The configuration of the Flashback Test Vehicle was distinct. At the front was a round-nosed cone that in Configuration and dimension closely – though not precisely – matched those of the Mark 6 re-entry vehicle from the Titan II ICBM. The use of a Titan II RV, if that is indeed what it is, was likely a matter of convenience and availability… although it could also potentially imply commonality with a Titan-delivered version of the high-yield warhead. A short cylindrical section followed, with a tapering tail section with three wedge-like tail fins. In the rear of the tail was a large Parachute package. The tail fins, it should be noted, are quite similar to the fins on large hydrogen bombs of the time. A number of antennae protruded from the rear of the device, presumably transmitters of onboard telemetry generated during a drop. The Flashback Test Vehicle and modified B-52C were shown in some poor-quality photos and some decent-quality wind tunnel model diagrams. These diagrams were used to provide a load good guide to shape and dimensions. The wind tunnel testing was conducted at the Cornell Aeronautical Laboratory in 1966; the testing was conducted for the Sandia Corporation, the designers of the Flashback Test Vehicle. Sandia Corporation operates Sandia National Laboratories, which is a premier nuclear to weapons ordnance engineering laboratory… i.e., they designed nuclear bombs. The wind tunnel models of the FBTV and the B-52 were built from aluminium and supplied to Cornell by Sandia. The tests involved determining the aerodynamics not only of the FBTV within the B-52’s bomb bay, but during a drop. It seems that the FBTV was planned for an actual drop from the B-52 in September of 1967 over Johnston Atoll as part of Operation Paddlewheel; whether that drop occurred is unknown.
The Flashback Test Vehicle was larger by far than any other nuclear bomb in the US inventory at the time. It is a little bit bigger than the Soviet Tsar Bomba, the 50 megaton monster detonated in 1960 and designed to be 100 megatons in yield. It was not the sole configuration for a giant H-Bomb; there was also the Big Test Vehicle, a cylindrical device designed to fit within the B-52 bomb bay. This bomb was also on the scale of the Tsar in terms of yield.
The inclusion of a parachute pack shows that it was not going to be allowed to break the sound barrier on the way down; most likely it would begin deployment of the chutes almost immediately after being dropped.
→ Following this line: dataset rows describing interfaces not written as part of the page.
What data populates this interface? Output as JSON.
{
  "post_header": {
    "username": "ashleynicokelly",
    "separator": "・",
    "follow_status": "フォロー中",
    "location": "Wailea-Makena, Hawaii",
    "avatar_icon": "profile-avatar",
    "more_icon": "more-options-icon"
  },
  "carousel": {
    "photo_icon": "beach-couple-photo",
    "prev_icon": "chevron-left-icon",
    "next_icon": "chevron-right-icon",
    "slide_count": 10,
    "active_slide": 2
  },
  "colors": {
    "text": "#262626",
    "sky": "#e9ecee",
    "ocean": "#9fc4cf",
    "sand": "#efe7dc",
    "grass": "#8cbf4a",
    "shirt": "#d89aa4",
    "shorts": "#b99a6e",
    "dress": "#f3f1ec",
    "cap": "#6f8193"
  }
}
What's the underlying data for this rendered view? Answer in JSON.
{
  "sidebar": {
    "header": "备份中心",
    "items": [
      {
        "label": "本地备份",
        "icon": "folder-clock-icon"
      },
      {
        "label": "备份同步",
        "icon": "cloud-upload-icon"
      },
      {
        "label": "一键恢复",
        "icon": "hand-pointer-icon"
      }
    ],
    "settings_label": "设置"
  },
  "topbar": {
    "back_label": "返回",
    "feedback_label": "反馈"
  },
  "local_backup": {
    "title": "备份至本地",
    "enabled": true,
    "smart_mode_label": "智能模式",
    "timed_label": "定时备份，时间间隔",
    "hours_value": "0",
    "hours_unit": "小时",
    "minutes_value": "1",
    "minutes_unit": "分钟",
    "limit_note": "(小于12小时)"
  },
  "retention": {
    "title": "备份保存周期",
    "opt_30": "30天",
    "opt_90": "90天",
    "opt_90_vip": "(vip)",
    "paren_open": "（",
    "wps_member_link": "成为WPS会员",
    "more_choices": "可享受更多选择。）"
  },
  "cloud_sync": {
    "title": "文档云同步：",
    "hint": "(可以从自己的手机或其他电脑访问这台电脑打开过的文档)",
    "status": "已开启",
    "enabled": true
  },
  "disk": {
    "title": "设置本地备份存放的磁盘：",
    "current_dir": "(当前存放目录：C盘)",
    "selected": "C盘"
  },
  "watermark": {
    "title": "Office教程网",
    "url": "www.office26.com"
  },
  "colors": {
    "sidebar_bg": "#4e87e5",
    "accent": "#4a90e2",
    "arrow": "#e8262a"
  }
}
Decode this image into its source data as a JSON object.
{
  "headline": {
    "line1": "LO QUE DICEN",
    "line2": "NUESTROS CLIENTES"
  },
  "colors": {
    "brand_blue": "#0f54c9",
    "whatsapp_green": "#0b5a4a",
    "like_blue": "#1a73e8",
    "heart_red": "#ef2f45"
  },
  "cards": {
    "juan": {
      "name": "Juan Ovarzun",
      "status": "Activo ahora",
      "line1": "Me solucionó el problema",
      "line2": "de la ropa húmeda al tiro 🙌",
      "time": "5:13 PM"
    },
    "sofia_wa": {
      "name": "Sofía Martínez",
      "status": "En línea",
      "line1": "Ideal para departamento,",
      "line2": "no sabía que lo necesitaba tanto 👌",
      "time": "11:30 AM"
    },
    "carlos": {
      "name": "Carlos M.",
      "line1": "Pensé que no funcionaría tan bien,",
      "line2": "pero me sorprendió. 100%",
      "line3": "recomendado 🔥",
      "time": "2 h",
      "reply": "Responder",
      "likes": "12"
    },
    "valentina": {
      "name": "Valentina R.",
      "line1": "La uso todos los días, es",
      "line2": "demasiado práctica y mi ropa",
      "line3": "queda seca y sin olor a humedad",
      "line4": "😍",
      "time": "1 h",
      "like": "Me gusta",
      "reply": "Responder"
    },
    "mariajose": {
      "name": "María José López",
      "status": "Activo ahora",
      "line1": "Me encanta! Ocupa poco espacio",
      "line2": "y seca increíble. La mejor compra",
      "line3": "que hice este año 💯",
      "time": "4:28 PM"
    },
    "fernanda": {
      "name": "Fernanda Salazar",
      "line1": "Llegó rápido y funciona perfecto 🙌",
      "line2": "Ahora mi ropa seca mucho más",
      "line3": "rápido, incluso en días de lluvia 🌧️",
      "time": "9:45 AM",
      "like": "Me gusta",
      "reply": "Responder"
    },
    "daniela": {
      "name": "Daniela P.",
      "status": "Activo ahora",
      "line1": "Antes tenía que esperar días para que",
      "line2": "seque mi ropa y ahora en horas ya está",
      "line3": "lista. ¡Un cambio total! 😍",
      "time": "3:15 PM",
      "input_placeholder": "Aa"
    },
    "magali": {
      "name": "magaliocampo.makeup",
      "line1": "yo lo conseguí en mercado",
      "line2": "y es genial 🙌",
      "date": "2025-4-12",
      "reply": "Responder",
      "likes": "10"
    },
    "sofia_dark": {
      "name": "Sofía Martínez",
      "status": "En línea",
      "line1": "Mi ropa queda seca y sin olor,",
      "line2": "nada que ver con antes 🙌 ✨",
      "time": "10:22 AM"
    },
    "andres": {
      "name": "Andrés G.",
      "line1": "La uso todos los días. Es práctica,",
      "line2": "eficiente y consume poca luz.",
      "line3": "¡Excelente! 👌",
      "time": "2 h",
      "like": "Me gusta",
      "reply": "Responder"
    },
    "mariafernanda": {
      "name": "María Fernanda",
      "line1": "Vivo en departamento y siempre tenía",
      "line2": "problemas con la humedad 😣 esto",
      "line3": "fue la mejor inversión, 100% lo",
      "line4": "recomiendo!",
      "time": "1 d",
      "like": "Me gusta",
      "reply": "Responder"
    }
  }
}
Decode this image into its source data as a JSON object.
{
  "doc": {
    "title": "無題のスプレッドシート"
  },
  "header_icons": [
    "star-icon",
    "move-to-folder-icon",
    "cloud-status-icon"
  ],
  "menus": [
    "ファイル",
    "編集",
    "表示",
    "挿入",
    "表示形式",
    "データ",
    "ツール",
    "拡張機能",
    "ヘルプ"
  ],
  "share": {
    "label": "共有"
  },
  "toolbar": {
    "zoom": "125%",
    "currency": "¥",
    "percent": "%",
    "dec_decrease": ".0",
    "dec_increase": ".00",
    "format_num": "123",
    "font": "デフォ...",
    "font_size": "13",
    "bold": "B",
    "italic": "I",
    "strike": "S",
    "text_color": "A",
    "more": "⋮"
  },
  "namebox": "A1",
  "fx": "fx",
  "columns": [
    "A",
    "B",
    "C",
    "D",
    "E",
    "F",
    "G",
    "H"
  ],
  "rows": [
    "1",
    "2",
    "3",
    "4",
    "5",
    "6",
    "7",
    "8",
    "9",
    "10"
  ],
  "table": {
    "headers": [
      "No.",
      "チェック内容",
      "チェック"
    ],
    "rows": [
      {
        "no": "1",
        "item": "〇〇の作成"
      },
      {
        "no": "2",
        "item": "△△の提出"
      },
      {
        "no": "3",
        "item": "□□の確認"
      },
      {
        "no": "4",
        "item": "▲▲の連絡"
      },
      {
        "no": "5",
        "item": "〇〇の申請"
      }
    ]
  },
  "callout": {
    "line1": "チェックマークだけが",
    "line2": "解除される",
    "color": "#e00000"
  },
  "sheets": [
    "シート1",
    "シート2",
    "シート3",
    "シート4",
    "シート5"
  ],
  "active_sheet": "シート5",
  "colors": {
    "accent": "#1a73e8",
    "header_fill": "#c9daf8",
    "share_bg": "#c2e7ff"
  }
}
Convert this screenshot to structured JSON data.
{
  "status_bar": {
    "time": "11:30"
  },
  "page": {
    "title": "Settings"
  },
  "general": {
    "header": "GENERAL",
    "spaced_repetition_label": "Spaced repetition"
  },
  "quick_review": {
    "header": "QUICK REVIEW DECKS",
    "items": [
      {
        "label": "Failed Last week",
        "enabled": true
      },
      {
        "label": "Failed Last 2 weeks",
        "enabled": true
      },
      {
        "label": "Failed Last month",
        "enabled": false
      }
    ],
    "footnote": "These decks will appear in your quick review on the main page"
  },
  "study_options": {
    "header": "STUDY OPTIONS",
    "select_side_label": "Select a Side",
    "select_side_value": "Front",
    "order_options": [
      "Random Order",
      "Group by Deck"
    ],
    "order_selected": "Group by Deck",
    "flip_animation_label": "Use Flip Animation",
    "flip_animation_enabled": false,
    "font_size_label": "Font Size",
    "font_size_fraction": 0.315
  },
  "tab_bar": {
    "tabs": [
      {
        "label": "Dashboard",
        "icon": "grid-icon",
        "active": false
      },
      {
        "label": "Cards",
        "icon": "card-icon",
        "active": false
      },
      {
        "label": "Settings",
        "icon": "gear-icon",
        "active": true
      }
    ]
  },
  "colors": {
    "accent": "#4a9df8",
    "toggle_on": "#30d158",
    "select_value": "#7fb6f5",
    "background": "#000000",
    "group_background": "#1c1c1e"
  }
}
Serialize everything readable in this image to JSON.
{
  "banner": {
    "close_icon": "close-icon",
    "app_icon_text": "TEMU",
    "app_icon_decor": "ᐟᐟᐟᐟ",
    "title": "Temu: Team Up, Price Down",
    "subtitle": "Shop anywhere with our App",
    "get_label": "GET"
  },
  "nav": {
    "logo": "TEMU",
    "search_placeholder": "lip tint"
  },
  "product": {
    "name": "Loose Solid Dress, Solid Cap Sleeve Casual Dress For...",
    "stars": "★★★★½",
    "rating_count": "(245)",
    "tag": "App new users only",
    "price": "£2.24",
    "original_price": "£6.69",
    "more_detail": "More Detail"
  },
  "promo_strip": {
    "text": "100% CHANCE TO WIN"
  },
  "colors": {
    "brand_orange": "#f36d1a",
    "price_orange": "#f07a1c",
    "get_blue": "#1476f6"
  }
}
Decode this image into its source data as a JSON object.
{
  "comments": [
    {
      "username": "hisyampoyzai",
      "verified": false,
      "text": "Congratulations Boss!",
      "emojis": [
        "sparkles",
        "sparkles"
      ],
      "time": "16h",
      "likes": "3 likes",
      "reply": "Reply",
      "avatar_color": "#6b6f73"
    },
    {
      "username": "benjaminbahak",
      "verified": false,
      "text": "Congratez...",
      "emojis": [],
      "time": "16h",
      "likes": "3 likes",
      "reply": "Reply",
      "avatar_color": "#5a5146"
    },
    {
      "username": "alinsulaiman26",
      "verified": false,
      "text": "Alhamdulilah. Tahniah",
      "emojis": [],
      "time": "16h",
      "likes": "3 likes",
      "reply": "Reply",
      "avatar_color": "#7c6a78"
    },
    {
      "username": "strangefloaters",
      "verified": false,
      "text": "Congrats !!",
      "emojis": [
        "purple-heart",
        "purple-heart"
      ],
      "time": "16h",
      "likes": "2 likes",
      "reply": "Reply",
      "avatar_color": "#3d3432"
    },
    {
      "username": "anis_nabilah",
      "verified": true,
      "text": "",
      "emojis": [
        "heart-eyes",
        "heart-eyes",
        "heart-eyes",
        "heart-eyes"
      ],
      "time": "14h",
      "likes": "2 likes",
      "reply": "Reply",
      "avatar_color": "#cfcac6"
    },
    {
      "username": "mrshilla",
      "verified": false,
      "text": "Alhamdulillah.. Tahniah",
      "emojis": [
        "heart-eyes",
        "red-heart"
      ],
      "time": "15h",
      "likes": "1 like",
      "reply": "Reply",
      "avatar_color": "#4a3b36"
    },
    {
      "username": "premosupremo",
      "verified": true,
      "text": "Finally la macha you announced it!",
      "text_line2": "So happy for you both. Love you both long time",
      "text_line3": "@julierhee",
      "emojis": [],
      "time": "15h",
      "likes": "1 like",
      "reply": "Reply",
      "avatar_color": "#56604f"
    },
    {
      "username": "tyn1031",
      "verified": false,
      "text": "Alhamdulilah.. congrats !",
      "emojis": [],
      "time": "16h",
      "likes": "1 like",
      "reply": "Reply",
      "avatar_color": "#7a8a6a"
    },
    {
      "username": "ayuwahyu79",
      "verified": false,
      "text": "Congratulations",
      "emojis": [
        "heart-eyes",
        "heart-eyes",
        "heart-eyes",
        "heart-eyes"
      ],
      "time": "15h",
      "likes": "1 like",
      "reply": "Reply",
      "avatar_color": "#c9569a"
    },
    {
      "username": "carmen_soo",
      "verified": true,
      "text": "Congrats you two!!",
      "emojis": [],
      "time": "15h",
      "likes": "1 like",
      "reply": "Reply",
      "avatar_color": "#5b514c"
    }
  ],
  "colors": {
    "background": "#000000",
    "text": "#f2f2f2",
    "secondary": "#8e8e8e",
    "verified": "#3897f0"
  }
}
Sandia was the original promoter of the ‘laydown’ bomb, one which used a parachute to lower the bomb relatively gently to the ground; upon landing the bomb would not necessarily immediately detonate but would instead wait a set period of time. This, coupled with the retarded descent, would give the bomber aircraft the time needed to escape; for a bomb ai with a yield potentially measuring in the hundreds of megatons, the B-52 would need every second it could get to get away.
Boeing B-47 Stratojet & B-52 Stratofortress Origins and Evolution is published by Mortons Books and is available to order here.
Photo credit: U.S. Air Force